SKIING / BOB LOCHNER : He Won’t Relinquish High-Flying Routine


As one of the world’s most frequent--and fearless--fliers, Trace Worthington had never missed a connection, until a couple of weeks ago at Lake Placid, N.Y.

That’s when he landed on his head.

The incident has caused Worthington, who prefers touching down on skis, to take a step back and check out his controls.

Luckily, he was able to step back without too much physical pain. Mentally, he’s still in self-analysis.


“I had a bad training jump and it shook me up a little bit,” Worthington said the other day from his home in Park City, Utah. “I’m trying to get my head together, get things moving in the right direction, so I can get back out there. . . . My mind-set really isn’t into jumping.”

By jumping, Worthington means freestyle aerials competition, in which he soars as high as 50 feet off a snow bank and performs tricks such as his signature quadruple twisting triple--four twists and three somersaults--while airborne.

At Lake Placid, he said, “I landed backwards but it wasn’t anything I wasn’t aware of. That’s why I hate to say it was a really big, bad crash, because I kind of went up in the air and I knew where my body position was, and I said, ‘Aw, shoot, I’m backwards.’ . . . To the average person, it looked pretty extreme. To me, it’s very minor.”

A similar mishap occurred the week before during an exhibition for NBC-TV, and Worthington, 27, said, “I’d never had any real crashes in my career until then, so when it happens two times in a row, I get shook up a little more.

“It’s kind of weird, because in our sport, I haven’t seen it happen to too many people. Unlike other sports, when you’re kind of off a little bit--like in golf if your swing is off--it’s not as critical. For us, when we’re off, we’re obviously high in the air, and you can get hurt pretty bad.”

Worthington, who last season became the first skier to win two gold medals in the World Freestyle Championships and two World Cup titles, in both aerials and combined, has been doing inverted aerials since he was 16 and skiing freestyle since he was a youngster of 8 in Minneapolis.


“I was the kid looking for every single mogul to jump off,” he said. “Then when I was 13, we moved to Colorado, and I attended [former U.S. coach] Park Smalley’s freestyle camp at Steamboat Springs.”

He has become proficient in all three freestyle events--aerials, moguls and acro (formerly called ballet), but said, “This year, I’ve decided to concentrate on aerials and build up my jumping for the next two years to get ready for 1998. I’m really hungry for that, but I also want to defend my world title.”

Aerials and moguls will be Olympic events again in the ’98 Winter Games at Nagano, Japan, which will also be the site of the next World Freestyle Championships, a year from now.

Worthington finished fifth in the ’94 Olympic aerials competition at Lillehammer, Norway.

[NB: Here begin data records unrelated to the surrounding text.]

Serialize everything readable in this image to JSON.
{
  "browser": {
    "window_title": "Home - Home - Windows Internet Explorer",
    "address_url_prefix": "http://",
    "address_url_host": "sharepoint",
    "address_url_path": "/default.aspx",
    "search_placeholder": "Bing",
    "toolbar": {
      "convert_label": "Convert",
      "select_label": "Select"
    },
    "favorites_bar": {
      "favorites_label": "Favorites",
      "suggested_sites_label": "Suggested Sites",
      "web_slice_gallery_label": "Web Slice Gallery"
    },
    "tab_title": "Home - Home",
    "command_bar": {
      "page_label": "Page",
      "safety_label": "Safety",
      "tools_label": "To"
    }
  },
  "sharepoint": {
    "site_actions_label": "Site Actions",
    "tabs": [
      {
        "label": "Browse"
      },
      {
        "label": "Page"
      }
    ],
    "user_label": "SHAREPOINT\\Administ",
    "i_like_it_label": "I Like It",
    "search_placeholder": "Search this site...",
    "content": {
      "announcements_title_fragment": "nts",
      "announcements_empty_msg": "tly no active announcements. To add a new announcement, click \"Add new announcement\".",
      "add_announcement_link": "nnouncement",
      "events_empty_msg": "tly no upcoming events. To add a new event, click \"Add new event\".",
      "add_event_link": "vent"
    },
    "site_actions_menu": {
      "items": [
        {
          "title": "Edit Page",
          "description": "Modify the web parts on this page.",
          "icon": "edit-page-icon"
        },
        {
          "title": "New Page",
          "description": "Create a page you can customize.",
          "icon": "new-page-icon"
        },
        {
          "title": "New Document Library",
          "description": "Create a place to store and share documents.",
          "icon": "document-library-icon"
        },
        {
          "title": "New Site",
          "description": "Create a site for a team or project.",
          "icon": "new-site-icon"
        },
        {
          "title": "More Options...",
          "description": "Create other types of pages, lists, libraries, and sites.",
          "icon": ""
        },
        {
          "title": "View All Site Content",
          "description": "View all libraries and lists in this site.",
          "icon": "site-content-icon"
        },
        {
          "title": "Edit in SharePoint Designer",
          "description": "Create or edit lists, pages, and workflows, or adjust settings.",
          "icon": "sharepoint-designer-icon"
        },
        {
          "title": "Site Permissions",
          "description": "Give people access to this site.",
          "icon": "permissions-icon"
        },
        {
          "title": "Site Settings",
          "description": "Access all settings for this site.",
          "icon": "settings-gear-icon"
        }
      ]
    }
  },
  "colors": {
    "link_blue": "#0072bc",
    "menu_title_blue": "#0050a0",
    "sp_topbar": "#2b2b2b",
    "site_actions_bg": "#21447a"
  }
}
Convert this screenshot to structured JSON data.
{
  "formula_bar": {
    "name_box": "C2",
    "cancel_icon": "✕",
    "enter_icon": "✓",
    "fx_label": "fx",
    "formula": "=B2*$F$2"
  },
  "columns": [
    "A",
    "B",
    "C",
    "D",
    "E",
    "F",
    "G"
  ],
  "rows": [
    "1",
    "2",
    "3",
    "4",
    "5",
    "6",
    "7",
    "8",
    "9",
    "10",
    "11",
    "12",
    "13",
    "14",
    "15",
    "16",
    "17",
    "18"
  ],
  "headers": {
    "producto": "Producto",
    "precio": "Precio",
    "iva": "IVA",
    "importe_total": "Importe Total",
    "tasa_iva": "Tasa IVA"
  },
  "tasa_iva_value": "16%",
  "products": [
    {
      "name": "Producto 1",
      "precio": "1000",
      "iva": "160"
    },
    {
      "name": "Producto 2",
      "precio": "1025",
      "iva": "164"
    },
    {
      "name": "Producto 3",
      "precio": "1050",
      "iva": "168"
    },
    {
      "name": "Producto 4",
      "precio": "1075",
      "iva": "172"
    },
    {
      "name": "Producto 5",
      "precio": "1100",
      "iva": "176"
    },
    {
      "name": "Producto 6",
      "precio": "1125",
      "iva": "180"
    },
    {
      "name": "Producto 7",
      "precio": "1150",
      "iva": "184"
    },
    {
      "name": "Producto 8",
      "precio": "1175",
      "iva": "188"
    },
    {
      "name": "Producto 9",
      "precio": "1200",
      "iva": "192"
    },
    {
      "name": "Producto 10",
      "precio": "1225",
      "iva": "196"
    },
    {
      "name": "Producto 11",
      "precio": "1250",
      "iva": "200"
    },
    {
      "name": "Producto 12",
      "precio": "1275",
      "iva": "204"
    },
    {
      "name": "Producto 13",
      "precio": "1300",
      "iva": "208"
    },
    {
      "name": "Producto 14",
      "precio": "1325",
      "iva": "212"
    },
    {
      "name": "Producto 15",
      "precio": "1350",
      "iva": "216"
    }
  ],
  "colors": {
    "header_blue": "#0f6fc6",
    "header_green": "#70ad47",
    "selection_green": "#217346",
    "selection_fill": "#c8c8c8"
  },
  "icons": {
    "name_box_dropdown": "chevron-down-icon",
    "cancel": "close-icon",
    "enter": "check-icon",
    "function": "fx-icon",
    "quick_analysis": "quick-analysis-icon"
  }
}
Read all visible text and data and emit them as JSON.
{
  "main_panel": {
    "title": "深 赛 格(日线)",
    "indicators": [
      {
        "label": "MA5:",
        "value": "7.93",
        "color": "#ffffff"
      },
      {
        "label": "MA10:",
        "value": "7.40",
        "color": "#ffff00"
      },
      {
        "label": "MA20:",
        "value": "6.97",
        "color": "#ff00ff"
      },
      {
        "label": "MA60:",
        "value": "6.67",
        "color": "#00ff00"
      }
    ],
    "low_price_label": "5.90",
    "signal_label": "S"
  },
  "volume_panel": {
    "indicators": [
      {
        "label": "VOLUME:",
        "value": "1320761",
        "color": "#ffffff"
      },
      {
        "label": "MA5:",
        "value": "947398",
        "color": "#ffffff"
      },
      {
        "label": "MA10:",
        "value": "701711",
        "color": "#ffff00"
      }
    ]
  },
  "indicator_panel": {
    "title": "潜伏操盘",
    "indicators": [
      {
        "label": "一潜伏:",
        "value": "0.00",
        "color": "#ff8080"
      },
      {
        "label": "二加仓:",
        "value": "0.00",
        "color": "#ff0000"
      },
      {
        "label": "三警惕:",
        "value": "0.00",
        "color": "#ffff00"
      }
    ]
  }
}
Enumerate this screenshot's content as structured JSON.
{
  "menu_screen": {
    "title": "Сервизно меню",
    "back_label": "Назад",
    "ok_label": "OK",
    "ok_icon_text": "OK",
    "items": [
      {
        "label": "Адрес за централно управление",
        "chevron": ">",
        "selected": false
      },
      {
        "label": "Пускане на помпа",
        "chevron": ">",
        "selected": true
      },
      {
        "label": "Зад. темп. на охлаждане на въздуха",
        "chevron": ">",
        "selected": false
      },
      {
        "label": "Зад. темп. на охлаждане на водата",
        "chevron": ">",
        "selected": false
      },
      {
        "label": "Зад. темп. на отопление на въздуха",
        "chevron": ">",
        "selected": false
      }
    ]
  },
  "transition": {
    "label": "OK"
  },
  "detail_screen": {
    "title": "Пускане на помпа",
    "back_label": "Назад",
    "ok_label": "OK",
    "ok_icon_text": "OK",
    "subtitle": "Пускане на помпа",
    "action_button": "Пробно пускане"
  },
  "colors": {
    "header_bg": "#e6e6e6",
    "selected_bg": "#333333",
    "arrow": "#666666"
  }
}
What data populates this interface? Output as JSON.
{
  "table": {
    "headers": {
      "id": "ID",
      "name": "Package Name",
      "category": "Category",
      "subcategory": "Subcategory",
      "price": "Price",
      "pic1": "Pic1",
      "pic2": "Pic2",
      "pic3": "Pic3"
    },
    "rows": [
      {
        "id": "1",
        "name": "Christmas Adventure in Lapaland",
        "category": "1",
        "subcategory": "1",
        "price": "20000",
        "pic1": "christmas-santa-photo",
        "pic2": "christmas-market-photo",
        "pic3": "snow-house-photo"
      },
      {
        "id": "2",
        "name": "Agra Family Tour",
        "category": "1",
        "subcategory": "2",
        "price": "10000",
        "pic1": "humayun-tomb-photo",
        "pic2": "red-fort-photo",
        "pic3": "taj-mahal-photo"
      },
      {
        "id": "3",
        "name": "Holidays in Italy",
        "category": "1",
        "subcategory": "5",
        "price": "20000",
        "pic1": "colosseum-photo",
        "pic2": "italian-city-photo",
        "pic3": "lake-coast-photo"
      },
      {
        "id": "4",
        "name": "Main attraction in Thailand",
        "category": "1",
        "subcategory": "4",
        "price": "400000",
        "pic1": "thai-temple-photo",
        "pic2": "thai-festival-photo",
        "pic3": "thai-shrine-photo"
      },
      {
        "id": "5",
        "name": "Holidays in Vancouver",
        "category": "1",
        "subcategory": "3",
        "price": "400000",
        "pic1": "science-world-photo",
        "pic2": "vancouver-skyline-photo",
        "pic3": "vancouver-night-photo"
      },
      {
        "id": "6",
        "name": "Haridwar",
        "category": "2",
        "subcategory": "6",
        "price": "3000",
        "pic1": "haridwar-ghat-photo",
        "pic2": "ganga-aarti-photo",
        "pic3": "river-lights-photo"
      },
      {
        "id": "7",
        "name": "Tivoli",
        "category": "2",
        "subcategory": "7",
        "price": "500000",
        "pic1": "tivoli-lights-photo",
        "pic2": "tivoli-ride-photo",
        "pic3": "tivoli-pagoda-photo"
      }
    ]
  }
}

“I didn’t jump to my potential,” he said. “I dragged my hand when I landed and that cost me. The sport has become so technical with such perfection demanded that the judges deduct for the slightest mistake.”

The Freestyle World Cup tour continues this weekend at Breckenridge, Colo., then moves to Mont Tremblant, Quebec, before returning to Europe in February and March.

Worthington did not compete at either Lake Placid or last week at Whistler/Blackcomb, B.C., but hopes to jump at Breckenridge. He has been discussing his problem with U.S. Coach Wayne Hilterbrand and sports psychologist Dan Gould.


“I was never a firm believer in sports psychology, but I figured maybe it was time I talked to one,” Worthington said. “Just take the positive things out of it and utilize them. Always before, I was on a roll, winning everything, and figured the last thing I needed was to talk to a psychologist.”

Skiing Notes

U.S. skiers continued their moguls domination last weekend at Whistler/Blackcomb. Donna Weinbrecht won the women’s division and is tied with Candice Gilg of France and Tatjana Mittermayer of Germany atop the standings with 292 points apiece. Jonny Moseley and Jim Moran finished 1-2, and Moran leads the men’s race with 288 points, followed by Fabrice Ougier of France with 272, Moseley with 260 and American Troy Benson with 244. . . . New snow fell in the High Sierra early this week, adding at least three inches to the base at Mammoth Mountain, eight-12 at Kirkwood, four-six at Heavenly and Alpine Meadows and six-12 at Squaw Valley. . . . Bear Mountain, Snow Summit and Snow Valley and Mountain High continue to operate daily in the Southland.

Swiss racer Michael Von Gruenigen’s victory in Tuesday’s giant slalom at Adelboden, Switzerland, moved him into second place in the Alpine World Cup standings with 690 points, 266 behind injured leader Lass Kjus of Norway. Alberto Tomba of Italy also sat out the race, saying, “I can hardly breathe” because of flu, and is third with 616. The men are at Wengen, Switzerland, this weekend. . . . Martina Ertl of Germany has 772 points, 57 more than Anita Wachter of Austria, and leads the women, who will race next at Cortina d’Ampezzo, Italy.